Now, assume for the moment that Colt has a concealed handgun license.  Could he bring his concealed weapon into his local bank?  Probably.  While the Texas Penal Code specifies many places that one cannot bring a concealed handgun, a bank is not one of them unless the bank has elected to post a sign forbidding concealed carry on the premises.  Types of places where concealed carry is prohibited include, among others:

  • Schools or on school buses;
  • Polling places;
  • Courts and court offices;
  • Locations where high school, college or professional sporting events are taking place;
  • Nursing homes;
  • Amusement parks;
  • Places of worship;
  • Government meetings;
  • Anywhere alcohol is sold if 51% or more of their revenue is from the sale of alcohol;
  • Secured airport areas;
  • Within 1,000 feet of the premises of an execution on the day of execution; and
  • Businesses posting signs prohibiting handguns on their premises based on criminal trespass laws.

Tilting the Scales in Your Favor

The best rule of thumb for those who do not have a concealed handgun license is to always transport your gun in its case in the back of your car.  If you are keeping the gun in your car for safety reasons, then store it in the glove box or under your car seat. 

SEE ALSO:

Paige Turner works at a small bookstore in El Paso, Texas directly on the U.S./Mexico border.
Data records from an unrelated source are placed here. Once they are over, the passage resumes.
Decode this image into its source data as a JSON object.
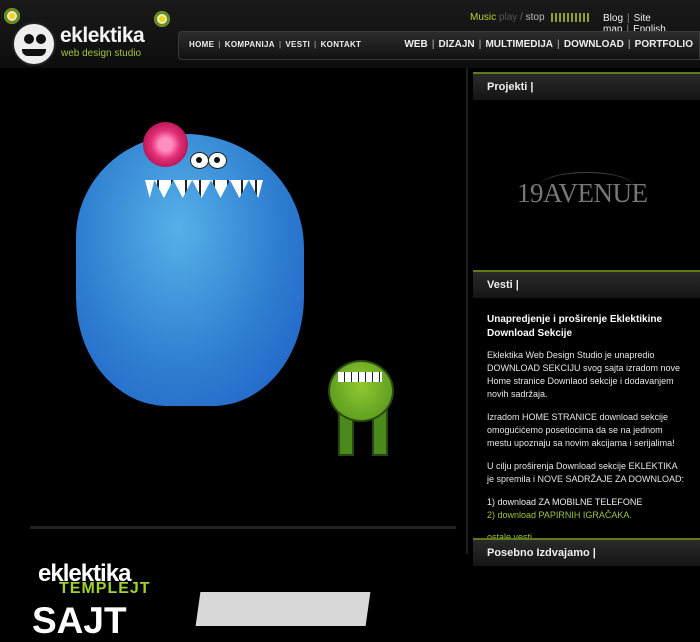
{
  "brand": {
    "name": "eklektika",
    "tagline": "web design studio"
  },
  "music": {
    "label": "Music",
    "play": "play",
    "sep": "/",
    "stop": "stop"
  },
  "util_links": [
    "Blog",
    "Site map",
    "English"
  ],
  "nav_left": [
    "HOME",
    "KOMPANIJA",
    "VESTI",
    "KONTAKT"
  ],
  "nav_right": [
    "WEB",
    "DIZAJN",
    "MULTIMEDIJA",
    "DOWNLOAD",
    "PORTFOLIO"
  ],
  "template_banner": {
    "line1": "eklektika",
    "line2": "TEMPLEJT",
    "line3": "SAJT"
  },
  "sidebar": {
    "projects": {
      "title": "Projekti |",
      "featured": "19AVENUE"
    },
    "news": {
      "title": "Vesti |",
      "headline": "Unapredjenje i proširenje Eklektikine Download Sekcije",
      "p1": "Eklektika Web Design Studio je unapredio DOWNLOAD SEKCIJU svog sajta izradom nove Home stranice Downlaod sekcije i dodavanjem novih sadržaja.",
      "p2": "Izradom HOME STRANICE download sekcije omogućićemo posetiocima da se na jednom mestu upoznaju sa novim akcijama i serijalima!",
      "p3": "U cilju proširenja Download sekcije EKLEKTIKA je spremila i NOVE SADRŽAJE ZA DOWNLOAD:",
      "list": [
        "1) download ZA MOBILNE TELEFONE",
        "2) download PAPIRNIH IGRAČAKA."
      ],
      "more": "ostale vesti"
    },
    "highlighted": {
      "title": "Posebno Izdvajamo |"
    }
  }
}
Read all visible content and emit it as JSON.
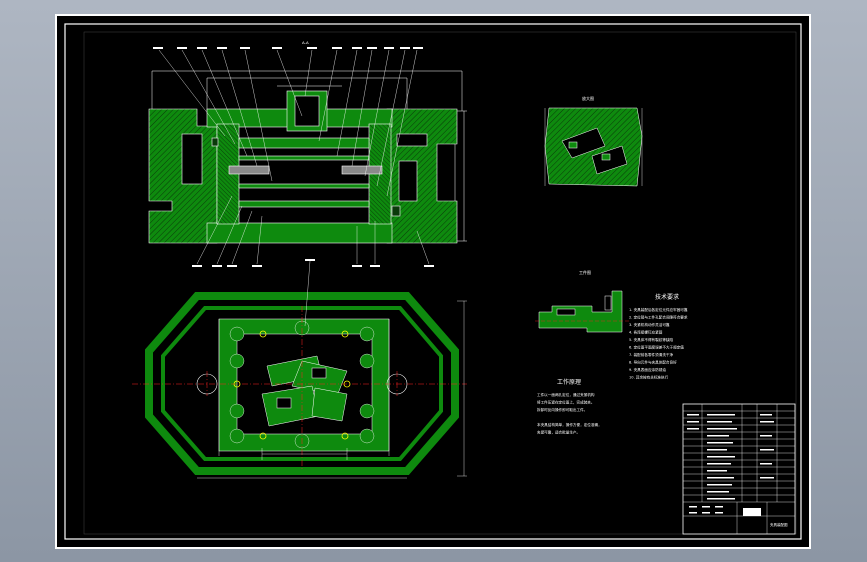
{
  "drawing": {
    "section_label": "A-A",
    "detail_label": "放大图",
    "partial_view_label": "工件图",
    "technical_requirements": {
      "title": "技术要求",
      "items": [
        "1. 夹具装配后各定位元件应牢固可靠",
        "2. 定位销与工件孔配合间隙符合要求",
        "3. 夹紧机构动作灵活可靠",
        "4. 各连接螺钉应紧固",
        "5. 夹具体不得有裂纹等缺陷",
        "6. 定位面平面度误差不大于规定值",
        "7. 装配前各零件须清洗干净",
        "8. 导向元件与夹具体配合良好",
        "9. 夹具表面应涂防锈油",
        "10. 其余按有关标准执行"
      ]
    },
    "working_principle": {
      "title": "工作原理",
      "lines": [
        "工件以一面两孔定位，通过夹紧机构",
        "将工件压紧在定位面上，完成装夹。",
        "拆卸时反向操作即可取出工件。",
        "",
        "本夹具结构简单，操作方便，定位准确，",
        "夹紧可靠，适合批量生产。"
      ]
    },
    "title_block": {
      "drawing_title": "夹具装配图"
    },
    "colors": {
      "section_fill": "#0e8a0e",
      "hatch": "#0a3a0a",
      "outline": "#ffffff",
      "center_line": "#ff2020",
      "hole_marker": "#ffff00",
      "background": "#000000"
    }
  }
}
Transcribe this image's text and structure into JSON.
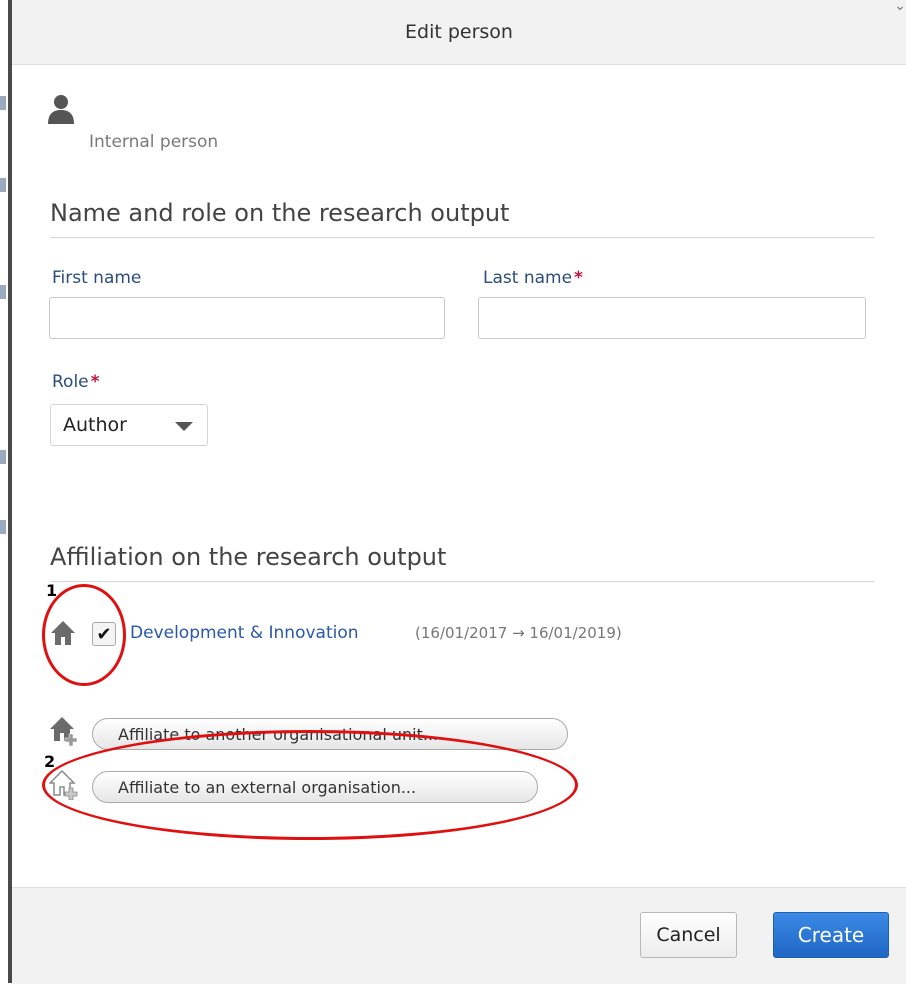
{
  "dialog": {
    "title": "Edit person"
  },
  "person": {
    "type": "Internal person",
    "icon": "person-icon"
  },
  "name_section": {
    "heading": "Name and role on the research output",
    "first_name_label": "First name",
    "first_name_value": "",
    "last_name_label": "Last name",
    "last_name_value": "",
    "required_mark": "*",
    "role_label": "Role",
    "role_value": "Author"
  },
  "affiliation_section": {
    "heading": "Affiliation on the research output",
    "units": [
      {
        "name": "Development & Innovation",
        "dates": "(16/01/2017 → 16/01/2019)",
        "checked": true,
        "checkmark": "✔"
      }
    ],
    "add_internal_label": "Affiliate to another organisational unit...",
    "add_external_label": "Affiliate to an external organisation..."
  },
  "annotations": {
    "marker_1": "1",
    "marker_2": "2",
    "color": "#e01010"
  },
  "footer": {
    "cancel_label": "Cancel",
    "create_label": "Create"
  },
  "colors": {
    "primary": "#1f66c5",
    "link": "#2a58a8",
    "required": "#c0143c"
  }
}
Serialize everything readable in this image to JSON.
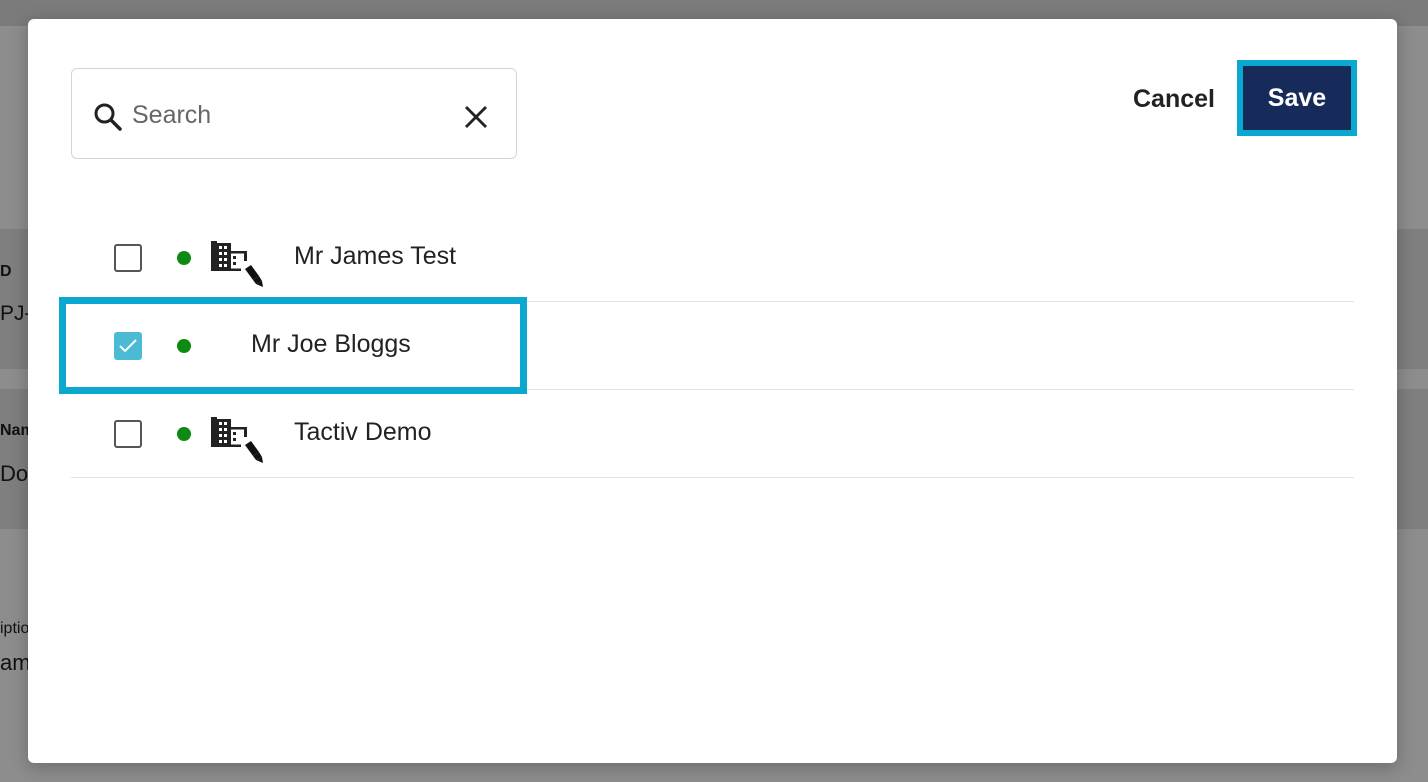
{
  "background": {
    "labels": [
      "D",
      "PJ-",
      "Nam",
      "Doi",
      "iptio",
      "am"
    ]
  },
  "dialog": {
    "search": {
      "placeholder": "Search",
      "value": ""
    },
    "cancel_label": "Cancel",
    "save_label": "Save",
    "items": [
      {
        "label": "Mr James Test",
        "checked": false,
        "status": "online",
        "icon": "company-edit-icon"
      },
      {
        "label": "Mr Joe Bloggs",
        "checked": true,
        "status": "online",
        "icon": null
      },
      {
        "label": "Tactiv Demo",
        "checked": false,
        "status": "online",
        "icon": "company-edit-icon"
      }
    ]
  },
  "colors": {
    "accent": "#0aa7cf",
    "save_bg": "#172b5a",
    "checkbox_checked": "#4bbad3",
    "status_online": "#0d8a12"
  }
}
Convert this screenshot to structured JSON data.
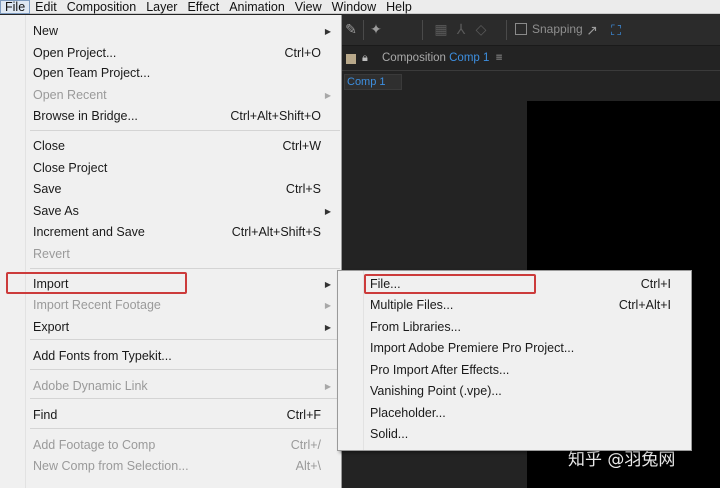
{
  "menubar": {
    "items": [
      "File",
      "Edit",
      "Composition",
      "Layer",
      "Effect",
      "Animation",
      "View",
      "Window",
      "Help"
    ]
  },
  "toolbar": {
    "snapping_label": "Snapping"
  },
  "composition_panel": {
    "panel_prefix": "Composition",
    "comp_name": "Comp 1",
    "tab_label": "Comp 1",
    "menu_icon": "hamburger-icon"
  },
  "file_menu": {
    "items": [
      {
        "label": "New",
        "shortcut": "",
        "submenu": true,
        "disabled": false
      },
      {
        "label": "Open Project...",
        "shortcut": "Ctrl+O",
        "submenu": false,
        "disabled": false
      },
      {
        "label": "Open Team Project...",
        "shortcut": "",
        "submenu": false,
        "disabled": false
      },
      {
        "label": "Open Recent",
        "shortcut": "",
        "submenu": true,
        "disabled": true
      },
      {
        "label": "Browse in Bridge...",
        "shortcut": "Ctrl+Alt+Shift+O",
        "submenu": false,
        "disabled": false
      },
      {
        "label": "Close",
        "shortcut": "Ctrl+W",
        "submenu": false,
        "disabled": false
      },
      {
        "label": "Close Project",
        "shortcut": "",
        "submenu": false,
        "disabled": false
      },
      {
        "label": "Save",
        "shortcut": "Ctrl+S",
        "submenu": false,
        "disabled": false
      },
      {
        "label": "Save As",
        "shortcut": "",
        "submenu": true,
        "disabled": false
      },
      {
        "label": "Increment and Save",
        "shortcut": "Ctrl+Alt+Shift+S",
        "submenu": false,
        "disabled": false
      },
      {
        "label": "Revert",
        "shortcut": "",
        "submenu": false,
        "disabled": true
      },
      {
        "label": "Import",
        "shortcut": "",
        "submenu": true,
        "disabled": false
      },
      {
        "label": "Import Recent Footage",
        "shortcut": "",
        "submenu": true,
        "disabled": true
      },
      {
        "label": "Export",
        "shortcut": "",
        "submenu": true,
        "disabled": false
      },
      {
        "label": "Add Fonts from Typekit...",
        "shortcut": "",
        "submenu": false,
        "disabled": false
      },
      {
        "label": "Adobe Dynamic Link",
        "shortcut": "",
        "submenu": true,
        "disabled": true
      },
      {
        "label": "Find",
        "shortcut": "Ctrl+F",
        "submenu": false,
        "disabled": false
      },
      {
        "label": "Add Footage to Comp",
        "shortcut": "Ctrl+/",
        "submenu": false,
        "disabled": true
      },
      {
        "label": "New Comp from Selection...",
        "shortcut": "Alt+\\",
        "submenu": false,
        "disabled": true
      }
    ]
  },
  "import_submenu": {
    "items": [
      {
        "label": "File...",
        "shortcut": "Ctrl+I"
      },
      {
        "label": "Multiple Files...",
        "shortcut": "Ctrl+Alt+I"
      },
      {
        "label": "From Libraries...",
        "shortcut": ""
      },
      {
        "label": "Import Adobe Premiere Pro Project...",
        "shortcut": ""
      },
      {
        "label": "Pro Import After Effects...",
        "shortcut": ""
      },
      {
        "label": "Vanishing Point (.vpe)...",
        "shortcut": ""
      },
      {
        "label": "Placeholder...",
        "shortcut": ""
      },
      {
        "label": "Solid...",
        "shortcut": ""
      }
    ]
  },
  "watermark": "知乎 @羽兔网",
  "colors": {
    "highlight_box": "#cc3b3b",
    "comp_name_accent": "#3d8fe0"
  }
}
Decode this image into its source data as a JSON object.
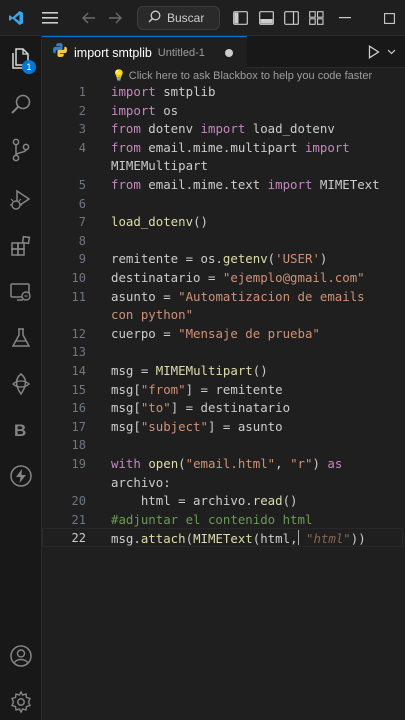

As a result of a string of armed robberies in the same shopping center, Paige wants to carry a handgun while at work. After weeks of research, Paige finally settles on a Glock 9 mm, attends a concealed handgun class, and becomes licensed to carry (a CHL license). Thereafter, she brings the gun to work where she keeps it in her purse. One day at lunch, Paige mentions to her boss, Rita Booke, that she is armed and not afraid to use the gun should the opportunity present itself. Rita, who is terrified of guns, tells Paige that “guns are scary” and that Paige is not permitted to bring the gun to work, despite the fact that she has a CHL. Must Paige comply?

Yes. With proper licensing, a person may carry a handgun so long as it remains concealed. As you might imagine, there are a number of common sense places where the legislature has stated you may not bring your gun. These include, among others, a government court, a bar (a business that derives more than 51% of its income from the alcohol sales), a school, a place of religious worship, a polling place or a secured area of an airport. While license holders are free to carry almost anywhere else, Section 411.203 of the Texas Government Code maintains that a CHL does not prevent or limit the right of a public or private employer from prohibiting CHL’s from carrying a handgun on the premises of the business. Accordingly, Rita’s request must be honored.

Tilting the Scales in Your Favor:

Employers who wish to prohibit firearms at their place of business must take into account both their employees and customers. Employees can be advised of the prohibition through an employee handbook. To prohibit customers from bringing firearms into your business, state law requires owners to post a sign that says: “Pursuant to Section 30.06, Penal Code (trespass by holder of a license to carry a concealed handgun), a person licensed under Subchapter H, Chapter 411, Government Code (concealed handgun law), may not enter this property with a concealed handgun.” The sign must be written in both English and Spanish in contrasting block letters at least one inch in height, and must be displayed in a conspicuous manner, clearly visible to the public.

More on Texas Guns:

There is neither a waiting period (under normal situations) nor a state registration program relating to the purchase of firearms in Texas. Effective September 1, 2007, a person need not have a CHL to carry a handgun in a motor vehicle (including a recreational vehicle with living quarters). However, the firearm must be concealed, the person may not be engaged in criminal activity, and may not be a member of a “criminal street gang.” The person may also carry the handgun to and from his vehicle without a license.